Check every line of the records below for the string "JSON" and copy the ones that have it.

[Saved entries]
***

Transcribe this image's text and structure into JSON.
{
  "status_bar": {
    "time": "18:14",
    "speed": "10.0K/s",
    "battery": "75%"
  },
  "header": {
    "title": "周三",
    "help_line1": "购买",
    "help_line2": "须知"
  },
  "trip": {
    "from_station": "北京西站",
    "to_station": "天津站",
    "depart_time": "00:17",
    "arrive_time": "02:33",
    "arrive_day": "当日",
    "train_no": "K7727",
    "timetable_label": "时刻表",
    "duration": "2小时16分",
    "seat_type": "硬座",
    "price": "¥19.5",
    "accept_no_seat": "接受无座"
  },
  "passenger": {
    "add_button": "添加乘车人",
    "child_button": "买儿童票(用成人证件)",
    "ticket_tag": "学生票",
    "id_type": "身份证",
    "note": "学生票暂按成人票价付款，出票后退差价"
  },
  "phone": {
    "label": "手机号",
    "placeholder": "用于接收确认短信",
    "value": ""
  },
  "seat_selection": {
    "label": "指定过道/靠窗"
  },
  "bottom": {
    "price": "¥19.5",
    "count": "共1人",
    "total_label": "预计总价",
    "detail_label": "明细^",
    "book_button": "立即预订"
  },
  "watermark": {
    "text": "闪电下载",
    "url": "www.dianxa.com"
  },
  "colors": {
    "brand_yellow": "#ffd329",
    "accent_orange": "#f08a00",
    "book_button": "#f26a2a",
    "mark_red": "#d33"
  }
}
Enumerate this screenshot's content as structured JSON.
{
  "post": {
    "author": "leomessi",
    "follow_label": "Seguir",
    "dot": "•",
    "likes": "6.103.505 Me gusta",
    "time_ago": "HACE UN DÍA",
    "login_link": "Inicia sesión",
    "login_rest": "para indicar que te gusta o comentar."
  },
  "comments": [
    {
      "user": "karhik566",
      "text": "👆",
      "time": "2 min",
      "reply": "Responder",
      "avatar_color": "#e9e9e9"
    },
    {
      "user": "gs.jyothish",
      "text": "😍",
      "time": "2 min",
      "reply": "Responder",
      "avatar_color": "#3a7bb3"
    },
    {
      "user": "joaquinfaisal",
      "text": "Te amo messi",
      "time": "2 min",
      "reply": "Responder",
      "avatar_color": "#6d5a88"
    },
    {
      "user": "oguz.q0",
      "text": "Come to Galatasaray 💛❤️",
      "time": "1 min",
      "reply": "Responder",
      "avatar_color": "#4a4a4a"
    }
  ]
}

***

Worked solution.
Transcribe this image's text and structure into JSON.
Enumerate this screenshot's content as structured JSON.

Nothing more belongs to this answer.